Day 4 – First half
We rushed inside the ICU and were directed by the attendant in there to follow him to the doctor’s personal chamber. Once seated comfortably we shot our concerns to him. After all we strongly believed in RTI. “What’s the state?” “Recovering process” “Threats to her”, “How long stay” and “How much time?” The Last question was the key…
The doc explained that an Angiography needs to be done- a process in which the blocks in the artery to heart are determined. This followed by Angioplasty where those blocks are burst by placing a stent in the artery to facilitate the flow of blood in and out of the heart. This process could be conducted only when the heart beat and pressure rate stabilizes. Unfortunately it wasn’t happening. We had to wait. MOST IMPORTANTLY THE HOSPITAL DID NOT HAVE THE REQUISITE FACILITY TO CONDUCT THE SURGERY. How was I supposed to know that? Couldn’t this have been communicated to us about 2 days before? If something were to go untoward, then who was to be blamed?
Hope alive but this time coupled with anger, frustration and depression. Negative emotions outnumbered positives by 3 on 1.
Day 4 – Second half

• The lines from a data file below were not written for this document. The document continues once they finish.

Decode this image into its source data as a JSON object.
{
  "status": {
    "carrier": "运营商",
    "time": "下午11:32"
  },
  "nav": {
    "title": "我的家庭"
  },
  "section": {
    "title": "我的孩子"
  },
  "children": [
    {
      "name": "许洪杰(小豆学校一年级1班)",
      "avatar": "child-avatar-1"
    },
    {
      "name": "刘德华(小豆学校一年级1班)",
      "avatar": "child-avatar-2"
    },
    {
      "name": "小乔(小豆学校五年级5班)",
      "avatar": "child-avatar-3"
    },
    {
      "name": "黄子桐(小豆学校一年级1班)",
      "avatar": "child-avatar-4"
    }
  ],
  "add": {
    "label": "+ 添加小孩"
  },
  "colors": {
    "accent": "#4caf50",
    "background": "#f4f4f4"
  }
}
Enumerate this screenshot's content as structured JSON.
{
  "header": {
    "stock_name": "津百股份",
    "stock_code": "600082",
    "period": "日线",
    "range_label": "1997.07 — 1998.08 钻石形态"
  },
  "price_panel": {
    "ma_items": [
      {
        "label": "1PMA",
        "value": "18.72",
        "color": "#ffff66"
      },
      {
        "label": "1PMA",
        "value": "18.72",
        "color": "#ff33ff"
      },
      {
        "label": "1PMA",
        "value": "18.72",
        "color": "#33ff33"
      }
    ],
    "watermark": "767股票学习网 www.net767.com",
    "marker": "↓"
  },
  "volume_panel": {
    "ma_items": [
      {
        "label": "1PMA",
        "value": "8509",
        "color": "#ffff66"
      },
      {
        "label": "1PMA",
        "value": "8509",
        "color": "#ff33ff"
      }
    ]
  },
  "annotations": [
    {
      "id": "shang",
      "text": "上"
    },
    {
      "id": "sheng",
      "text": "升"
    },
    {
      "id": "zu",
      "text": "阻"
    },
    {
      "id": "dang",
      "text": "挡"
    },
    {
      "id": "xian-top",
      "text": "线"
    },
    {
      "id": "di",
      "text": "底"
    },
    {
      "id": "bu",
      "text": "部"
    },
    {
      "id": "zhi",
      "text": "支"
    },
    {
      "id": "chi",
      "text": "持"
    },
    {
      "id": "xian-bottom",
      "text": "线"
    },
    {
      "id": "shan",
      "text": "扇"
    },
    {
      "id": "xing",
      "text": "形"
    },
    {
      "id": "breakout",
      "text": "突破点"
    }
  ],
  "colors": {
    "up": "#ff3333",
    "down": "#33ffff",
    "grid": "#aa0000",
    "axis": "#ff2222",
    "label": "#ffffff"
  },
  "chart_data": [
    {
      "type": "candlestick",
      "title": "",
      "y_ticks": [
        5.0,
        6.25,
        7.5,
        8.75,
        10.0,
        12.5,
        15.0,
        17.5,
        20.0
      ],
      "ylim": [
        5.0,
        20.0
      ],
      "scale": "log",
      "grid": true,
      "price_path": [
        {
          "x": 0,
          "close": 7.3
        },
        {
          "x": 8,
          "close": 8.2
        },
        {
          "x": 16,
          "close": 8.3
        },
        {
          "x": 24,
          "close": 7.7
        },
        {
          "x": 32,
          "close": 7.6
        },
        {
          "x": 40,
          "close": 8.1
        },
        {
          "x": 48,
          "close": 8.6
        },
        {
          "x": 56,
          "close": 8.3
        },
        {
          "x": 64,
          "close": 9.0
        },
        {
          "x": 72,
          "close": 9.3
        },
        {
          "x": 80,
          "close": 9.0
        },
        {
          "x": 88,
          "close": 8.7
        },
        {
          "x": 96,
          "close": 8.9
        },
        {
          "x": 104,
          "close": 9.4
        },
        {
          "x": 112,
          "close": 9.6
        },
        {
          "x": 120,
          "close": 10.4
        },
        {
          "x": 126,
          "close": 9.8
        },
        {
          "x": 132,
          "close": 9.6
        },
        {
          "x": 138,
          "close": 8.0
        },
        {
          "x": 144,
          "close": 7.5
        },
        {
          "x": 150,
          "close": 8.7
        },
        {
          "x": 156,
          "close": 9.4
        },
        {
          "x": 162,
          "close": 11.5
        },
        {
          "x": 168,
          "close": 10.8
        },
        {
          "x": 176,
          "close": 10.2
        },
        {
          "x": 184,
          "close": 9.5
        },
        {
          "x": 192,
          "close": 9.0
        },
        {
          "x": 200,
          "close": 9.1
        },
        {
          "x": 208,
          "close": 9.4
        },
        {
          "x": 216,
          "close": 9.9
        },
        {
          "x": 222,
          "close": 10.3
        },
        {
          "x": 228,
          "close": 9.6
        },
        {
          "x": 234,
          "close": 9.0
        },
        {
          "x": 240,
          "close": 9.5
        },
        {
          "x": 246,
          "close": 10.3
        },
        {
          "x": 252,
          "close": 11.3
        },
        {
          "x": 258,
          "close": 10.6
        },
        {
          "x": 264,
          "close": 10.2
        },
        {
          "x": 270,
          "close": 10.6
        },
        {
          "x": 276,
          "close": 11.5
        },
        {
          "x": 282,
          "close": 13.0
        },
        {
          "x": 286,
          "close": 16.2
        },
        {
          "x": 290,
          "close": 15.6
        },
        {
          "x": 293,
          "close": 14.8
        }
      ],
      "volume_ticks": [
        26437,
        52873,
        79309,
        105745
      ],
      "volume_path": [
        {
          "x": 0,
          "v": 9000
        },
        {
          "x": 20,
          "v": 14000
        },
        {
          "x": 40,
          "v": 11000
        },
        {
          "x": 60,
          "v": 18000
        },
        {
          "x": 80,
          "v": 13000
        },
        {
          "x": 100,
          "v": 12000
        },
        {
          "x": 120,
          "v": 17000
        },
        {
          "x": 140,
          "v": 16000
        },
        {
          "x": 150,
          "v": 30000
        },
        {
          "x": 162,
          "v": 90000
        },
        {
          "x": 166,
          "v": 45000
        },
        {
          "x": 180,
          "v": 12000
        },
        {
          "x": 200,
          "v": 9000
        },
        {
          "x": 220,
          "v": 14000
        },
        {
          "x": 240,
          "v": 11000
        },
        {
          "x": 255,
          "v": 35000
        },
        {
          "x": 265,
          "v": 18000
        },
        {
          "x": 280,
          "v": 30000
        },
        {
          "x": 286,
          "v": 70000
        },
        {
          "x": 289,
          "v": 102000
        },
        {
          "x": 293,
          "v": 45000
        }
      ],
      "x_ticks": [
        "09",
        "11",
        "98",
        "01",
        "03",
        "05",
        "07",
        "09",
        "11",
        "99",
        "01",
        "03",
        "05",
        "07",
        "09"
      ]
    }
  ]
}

Agitated by this response after 72 crucial hours; we decided to take the step-next – Consult a Cardiologist. We did that and explored the 3C’s related to Angioplasty – ‘Concerns’, ‘Consequences’ and ‘Commercials’. We had to make up our mind quickly as time was running out. While Google and Doctor jointly handled our Concerns; we mutually agreed to rest the Consequences to the almighty. Given the fact we already had a laundry list of everyday expenditure to take care of; the question was the Commercials – source, arrangement, repayment, etc.
For the first time I could see a blend of fright, apprehension, worry, tension and nervousness taking shape in both- me and my brother. Tears found its way through a heavy heart as we hugged each other and let the above emotions flow out.

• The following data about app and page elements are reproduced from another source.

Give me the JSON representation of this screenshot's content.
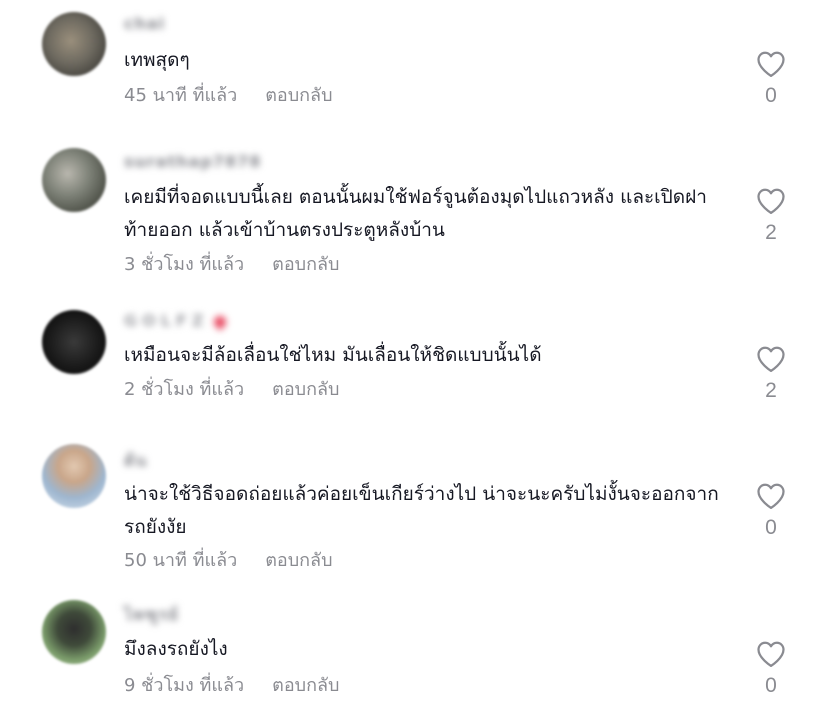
{
  "comments": [
    {
      "username": "chai",
      "text": "เทพสุดๆ",
      "time": "45 นาที ที่แล้ว",
      "reply": "ตอบกลับ",
      "likes": "0"
    },
    {
      "username": "surathap7878",
      "text": "เคยมีที่จอดแบบนี้เลย ตอนนั้นผมใช้ฟอร์จูนต้องมุดไปแถวหลัง และเปิดฝาท้ายออก แล้วเข้าบ้านตรงประตูหลังบ้าน",
      "time": "3 ชั่วโมง ที่แล้ว",
      "reply": "ตอบกลับ",
      "likes": "2"
    },
    {
      "username": "GOLFZ",
      "text": "เหมือนจะมีล้อเลื่อนใช่ไหม มันเลื่อนให้ชิดแบบนั้นได้",
      "time": "2 ชั่วโมง ที่แล้ว",
      "reply": "ตอบกลับ",
      "likes": "2"
    },
    {
      "username": "ต้น",
      "text": "น่าจะใช้วิธีจอดถ่อยแล้วค่อยเข็นเกียร์ว่างไป น่าจะนะครับไม่งั้นจะออกจากรถยังงัย",
      "time": "50 นาที ที่แล้ว",
      "reply": "ตอบกลับ",
      "likes": "0"
    },
    {
      "username": "ไพฑูรย์",
      "text": "มึงลงรถยังไง",
      "time": "9 ชั่วโมง ที่แล้ว",
      "reply": "ตอบกลับ",
      "likes": "0"
    }
  ],
  "colors": {
    "text": "#161823",
    "secondary": "#8a8b91",
    "heart_outline": "#8a8b91"
  },
  "icons": {
    "like": "heart-outline-icon"
  }
}
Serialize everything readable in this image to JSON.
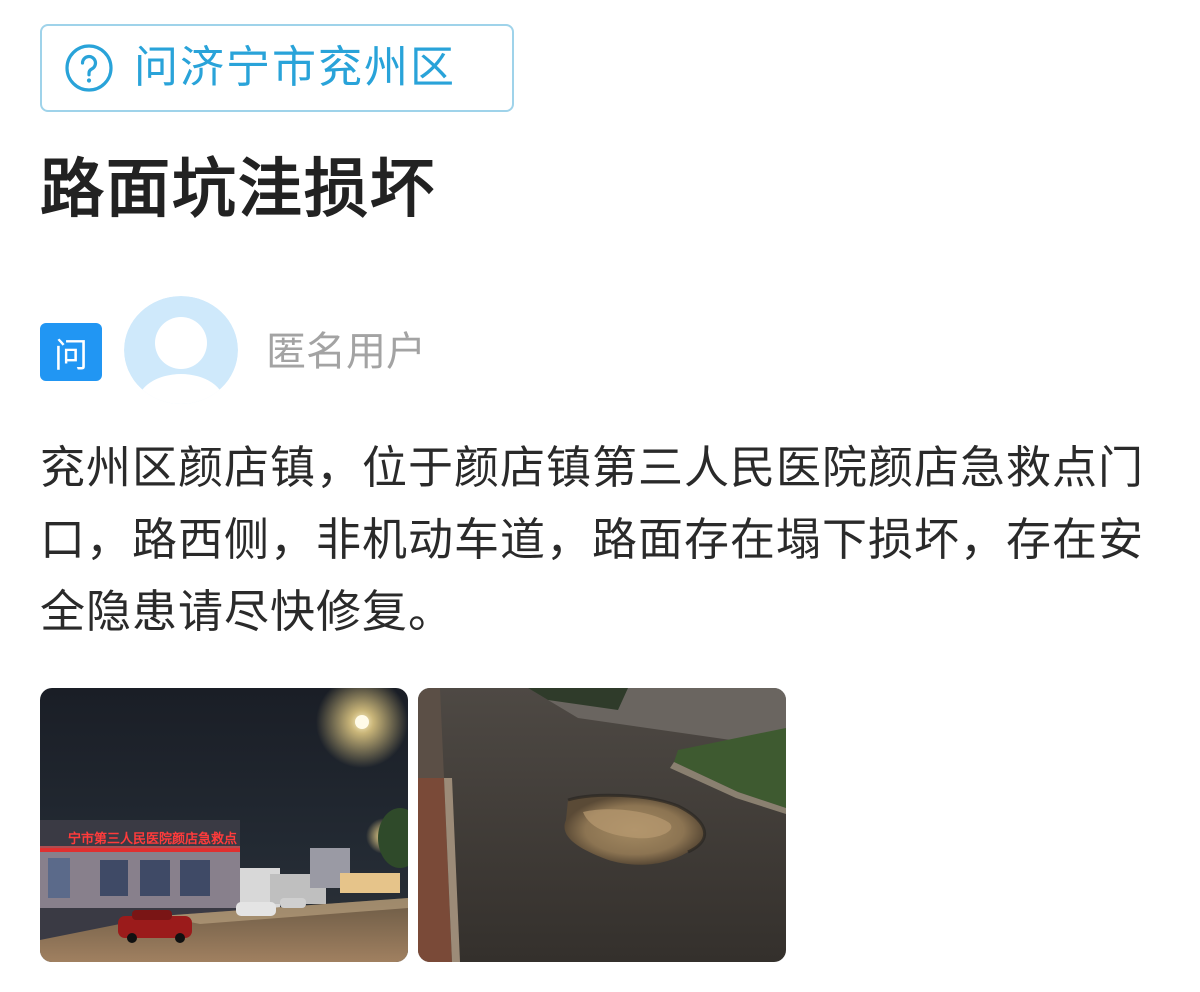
{
  "tag": {
    "label": "问济宁市兖州区",
    "icon": "question-circle-icon"
  },
  "post": {
    "title": "路面坑洼损坏",
    "type_badge": "问",
    "author": "匿名用户",
    "body": "兖州区颜店镇，位于颜店镇第三人民医院颜店急救点门口，路西侧，非机动车道，路面存在塌下损坏，存在安全隐患请尽快修复。",
    "photos": [
      {
        "sign_text": "宁市第三人民医院颜店急救点"
      },
      {}
    ]
  },
  "colors": {
    "accent": "#29a3d9",
    "badge": "#2196f3",
    "muted": "#a3a3a3",
    "text": "#2a2a2a"
  }
}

Tears have a unique healing property. Besides killing bacteria and removing toxins; tears elevate mood, lowers stress and releases feelings. We felt light. We felt good. We felt strong enough to enlist the steps to execute the process. A few friends, home-mates and close associates extended a supporting hand in out tough times and we felt relieved. We hugged each other and burst into tears again!
The cardiac ambulance was stationed at the hospital gate while the exit formalities were being executed. Each passing moment was critical and she had to be rushed to a cardio-hospital immediately. The delay in processing the discharge papers was irritating. Questions asked by the personnel seemed illogical and stupid and I actually saw no relevance in it. I calmed myself. I did not want to shoot by pressure levels only to end up giving them another CUSTOMER. Just then I saw my mother being brought out on a stretcher to be put into the cardiac ambulance. Oxygen masked covered nearly 3/4th of her face disallowing us to see a complete her. It was after about 3 days that we saw her and we could sense no difference in her condition from the day we admitted her till now. The formalities were finally completed after multiple trips between the ground and 4th floor.

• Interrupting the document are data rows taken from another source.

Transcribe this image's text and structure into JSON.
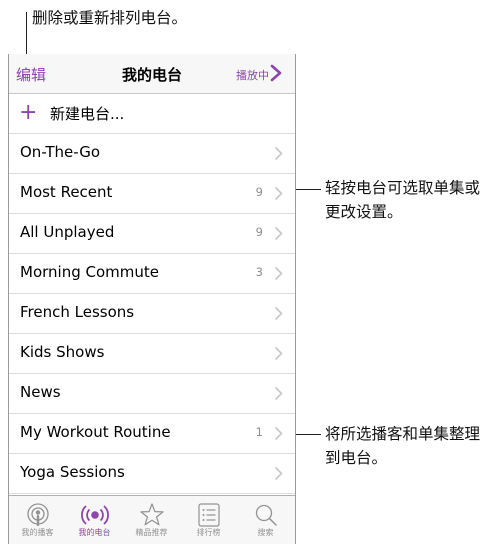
{
  "callouts": {
    "top": "删除或重新排列电台。",
    "right1": "轻按电台可选取单集或更改设置。",
    "right2": "将所选播客和单集整理到电台。"
  },
  "nav": {
    "edit": "编辑",
    "title": "我的电台",
    "now_playing": "播放中"
  },
  "new_station": "新建电台...",
  "stations": [
    {
      "label": "On-The-Go",
      "count": ""
    },
    {
      "label": "Most Recent",
      "count": "9"
    },
    {
      "label": "All Unplayed",
      "count": "9"
    },
    {
      "label": "Morning Commute",
      "count": "3"
    },
    {
      "label": "French Lessons",
      "count": ""
    },
    {
      "label": "Kids Shows",
      "count": ""
    },
    {
      "label": "News",
      "count": ""
    },
    {
      "label": "My Workout Routine",
      "count": "1"
    },
    {
      "label": "Yoga Sessions",
      "count": ""
    }
  ],
  "tabs": [
    {
      "label": "我的播客",
      "icon": "podcast-icon"
    },
    {
      "label": "我的电台",
      "icon": "broadcast-icon"
    },
    {
      "label": "精品推荐",
      "icon": "star-icon"
    },
    {
      "label": "排行榜",
      "icon": "list-icon"
    },
    {
      "label": "搜索",
      "icon": "search-icon"
    }
  ],
  "colors": {
    "accent": "#8e44ad"
  }
}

The ambulance made its way through the bustling streets of Mira Road and in about 15 mins we reached Thunga Hospital. A swift and speedy staff escorted her carefully to the 3rd floor in the Intensive Critical Care Unit (ICCU). We were not allowed inside. The architecture of the building was such that it disallowed us to see the happenings in the ICCU. A fresh round of formalities was conducted and we were asked to wait at the (Out Patients Department) OPD area on the first floor. The scene here was a lot different from what we had experienced in the last few days. The staff seemed quite helpful, the authorities a lot more caring and the environment quite positive. Everything seemed in place; the wheel chair, the stretchers, the water dispenser, floor in charge, the security guard, the shoe shelf etc. Positive vibrations were the key realization here.
A call was made in the patients name was to summon the relatives upstairs where the medicine prescriptions were handed over for replacements. At such crucial hours, even the security woman seemed to be a qualified MBBS. This call made to us, however, was by the doctor. We were asked to follow the ICCU attendant who took us to the doctor’s cabin. It was labeled “CONSOLE ROOM”.
Our hearts sank.
……to be continued